Secondly, adopt a cautious cleaning approach. Remember, your wood floor isn’t the enemy; the mold is. Refrain from over-cleaning and excessive scrubbing which can deteriorate your floor’s natural glow. Instead, opt for gentle cleaning, enough to keep the mold at bay but not strong enough to negatively impact your floor’s integrity.

Another crucial measure is regulating your floor’s moisture level. Liquids are kryptonite to wood floors. To combat this, regularly check for water leaks and wipe any spills immediately. Invest in a good-quality dehumidifier to maintain a moisture-free environment which is unfavorable for mold growth.

A much-recommended tactic is the “spot test” method. Before applying any cleaning product, test it on an inconspicuous area of your floor. This will give you an idea of the impact the product might have on the wood. If you notice discoloration, refrain from using the product and try another.

Here is a summary for quick reference:

Wood-Specific Cleaning ProductsPreserve wood’s natural oils and maintain appearance
Cautious Cleaning ApproachGentle cleaning to prevent over-scrubbing and damage
Regulate Moisture LevelPrevent liquids from sitting on the floor, use a dehumidifier
Spot Test MethodCheck product effect before widespread application

Last but definitely not least, consider professional assistance. If your wood floor is already showing signs of severe mold infestation or discoloration, consult a professional for tailored advice. Remember, it’s never a bad idea to seek help when necessary.
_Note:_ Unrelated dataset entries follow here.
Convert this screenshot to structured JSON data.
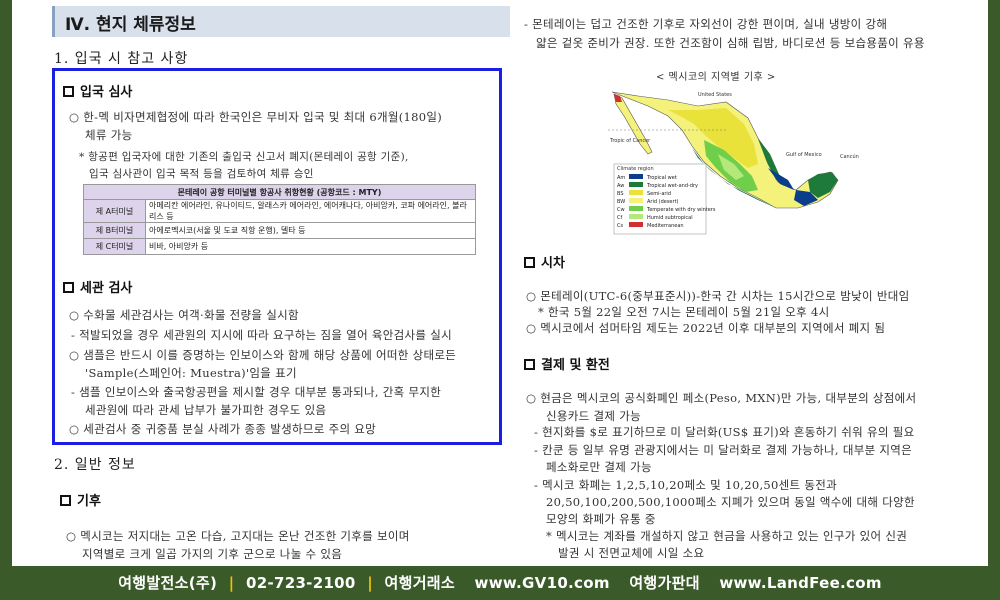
{
  "section_title": "Ⅳ. 현지 체류정보",
  "part1_title": "1. 입국 시 참고 사항",
  "immigration": {
    "heading": "입국 심사",
    "lines": [
      "○ 한-멕 비자면제협정에 따라 한국인은 무비자 입국 및 최대 6개월(180일)",
      "체류 가능",
      "* 항공편 입국자에 대한 기존의 출입국 신고서 폐지(몬테레이 공항 기준),",
      "입국 심사관이 입국 목적 등을 검토하여 체류 승인"
    ],
    "table": {
      "header": "몬테레이 공항 터미널별 항공사 취항현황 (공항코드 : MTY)",
      "rows": [
        {
          "terminal": "제 A터미널",
          "airlines": "아메리칸 에어라인, 유나이티드, 알래스카 에어라인, 에어캐나다, 아비앙카, 코파 에어라인, 볼라리스 등"
        },
        {
          "terminal": "제 B터미널",
          "airlines": "아에로멕시코(서울 및 도쿄 직항 운행), 델타 등"
        },
        {
          "terminal": "제 C터미널",
          "airlines": "비바, 아비앙카 등"
        }
      ]
    }
  },
  "customs": {
    "heading": "세관 검사",
    "lines": [
      "○ 수화물 세관검사는 여객·화물 전량을 실시함",
      "- 적발되었을 경우 세관원의 지시에 따라 요구하는 짐을 열어 육안검사를 실시",
      "○ 샘플은 반드시 이를 증명하는 인보이스와 함께 해당 상품에 어떠한 상태로든",
      "'Sample(스페인어: Muestra)'임을 표기",
      "- 샘플 인보이스와 출국항공편을 제시할 경우 대부분 통과되나, 간혹 무지한",
      "세관원에 따라 관세 납부가 불가피한 경우도 있음",
      "○ 세관검사 중 귀중품 분실 사례가 종종 발생하므로 주의 요망"
    ]
  },
  "part2_title": "2. 일반 정보",
  "climate": {
    "heading": "기후",
    "lines": [
      "○ 멕시코는 저지대는 고온 다습, 고지대는 온난 건조한 기후를 보이며",
      "지역별로 크게 일곱 가지의 기후 군으로 나눌 수 있음"
    ],
    "right_lines": [
      "- 몬테레이는 덥고 건조한 기후로 자외선이 강한 편이며, 실내 냉방이 강해",
      "얇은 겉옷 준비가 권장. 또한 건조함이 심해 립밤, 바디로션 등 보습용품이 유용"
    ],
    "map_title": "< 멕시코의 지역별 기후 >",
    "legend": [
      {
        "code": "Am",
        "label": "Tropical wet",
        "color": "#0a3d8a"
      },
      {
        "code": "Aw",
        "label": "Tropical wet-and-dry",
        "color": "#1e7a3a"
      },
      {
        "code": "BS",
        "label": "Semi-arid",
        "color": "#e8e23a"
      },
      {
        "code": "BW",
        "label": "Arid (desert)",
        "color": "#f4f27a"
      },
      {
        "code": "Cw",
        "label": "Temperate with dry winters",
        "color": "#6fcf4a"
      },
      {
        "code": "Cf",
        "label": "Humid subtropical",
        "color": "#b5e87a"
      },
      {
        "code": "Cs",
        "label": "Mediterranean",
        "color": "#d03030"
      }
    ],
    "map_labels": {
      "legend_title": "Climate region",
      "united_states": "United States",
      "tropic": "Tropic of Cancer",
      "gulf": "Gulf of Mexico",
      "cancun": "Cancún"
    }
  },
  "timezone": {
    "heading": "시차",
    "lines": [
      "○ 몬테레이(UTC-6(중부표준시))-한국 간 시차는 15시간으로 밤낮이 반대임",
      "* 한국 5월 22일 오전 7시는 몬테레이 5월 21일 오후 4시",
      "○ 멕시코에서 섬머타임 제도는 2022년 이후 대부분의 지역에서 폐지 됨"
    ]
  },
  "payment": {
    "heading": "결제 및 환전",
    "lines": [
      "○ 현금은 멕시코의 공식화폐인 페소(Peso, MXN)만 가능, 대부분의 상점에서",
      "신용카드 결제 가능",
      "- 현지화를 $로 표기하므로 미 달러화(US$ 표기)와 혼동하기 쉬워 유의 필요",
      "- 칸쿤 등 일부 유명 관광지에서는 미 달러화로 결제 가능하나, 대부분 지역은",
      "페소화로만 결제 가능",
      "- 멕시코 화폐는 1,2,5,10,20페소 및 10,20,50센트 동전과",
      "20,50,100,200,500,1000페소 지폐가 있으며 동일 액수에 대해 다양한",
      "모양의 화폐가 유통 중",
      "* 멕시코는 계좌를 개설하지 않고 현금을 사용하고 있는 인구가 있어 신권",
      "발권 시 전면교체에 시일 소요"
    ]
  },
  "footer": {
    "company": "여행발전소(주)",
    "phone": "02-723-2100",
    "exchange_label": "여행거래소",
    "exchange_url": "www.GV10.com",
    "price_label": "여행가판대",
    "price_url": "www.LandFee.com",
    "separator": "|"
  }
}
You’re not alone in this endeavor; together we can win the fight against mold.


So, you’ve learned that your wood floor might turn black due to improper cleaning methods, moisture problems, or mold infestation. It’s crucial to use wood-friendly cleaners, control humidity, and be vigilant about mold. Remember, spot tests can save you from damaging your entire floor. Yet, if you’re dealing with a severe case, it’s always wise to call in the professionals. They’ll know the best course of action to restore your floor’s natural beauty. Stay proactive, and your wood floor will thank you.

Frequently Asked Questions
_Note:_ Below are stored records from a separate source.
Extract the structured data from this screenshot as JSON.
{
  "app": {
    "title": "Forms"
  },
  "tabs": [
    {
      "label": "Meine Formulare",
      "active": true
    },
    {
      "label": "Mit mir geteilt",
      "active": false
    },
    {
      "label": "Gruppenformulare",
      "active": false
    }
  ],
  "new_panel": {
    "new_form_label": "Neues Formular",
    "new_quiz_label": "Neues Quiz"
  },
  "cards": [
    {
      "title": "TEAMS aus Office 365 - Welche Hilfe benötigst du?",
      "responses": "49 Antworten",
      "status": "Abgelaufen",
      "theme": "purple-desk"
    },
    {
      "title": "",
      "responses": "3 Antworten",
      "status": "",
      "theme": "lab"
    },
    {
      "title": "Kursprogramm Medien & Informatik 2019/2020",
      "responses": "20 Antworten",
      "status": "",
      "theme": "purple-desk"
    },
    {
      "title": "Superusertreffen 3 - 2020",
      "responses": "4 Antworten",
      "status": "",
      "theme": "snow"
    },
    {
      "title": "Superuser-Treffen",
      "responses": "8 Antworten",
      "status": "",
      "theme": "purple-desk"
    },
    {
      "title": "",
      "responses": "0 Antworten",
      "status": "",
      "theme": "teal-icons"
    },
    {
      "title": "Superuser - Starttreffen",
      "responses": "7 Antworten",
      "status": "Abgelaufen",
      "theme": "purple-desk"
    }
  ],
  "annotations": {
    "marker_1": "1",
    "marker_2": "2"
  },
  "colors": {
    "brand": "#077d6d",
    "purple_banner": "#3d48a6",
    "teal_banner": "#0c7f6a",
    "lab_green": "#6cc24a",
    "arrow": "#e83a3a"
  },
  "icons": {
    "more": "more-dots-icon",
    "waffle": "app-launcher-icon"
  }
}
What is the importance of using wood-specific cleaning products?

Wood-specific cleaning products preserve the natural oils and enhance the appearance of your wooden surfaces. They are specially formulated not to cause harm or discoloration to your wood surfaces unlike some generic cleaners.

What does the article suggest about the cleaning approach?

The article encourages a cautious cleaning approach. Rather than applying a product directly or scrubbing hard, it recommends gentle wiping and using minimal amount of product to prevent damage to the wood.

What should I do to prevent mold growth on wood?

Regulating moisture levels in your home or office can help deter mold growth on wood. Excessive dampness or humidity fosters an environment where mold can thrive, which can damage wood and harm health.

Should I conduct spot tests before using a product on my wood floor?

Yes, the article vehemently recommends conducting spot tests before widespread product application. This helps ensure that the product does not cause undesirable effects like discoloration or drying out the wood.

When should I seek professional help for wood maintenance?

You should seek professional help for severe mold infestations or if you notice persistent discoloration on your wood floors. Professionals have the experience, tools, and products to promptly and effectively solve these issues.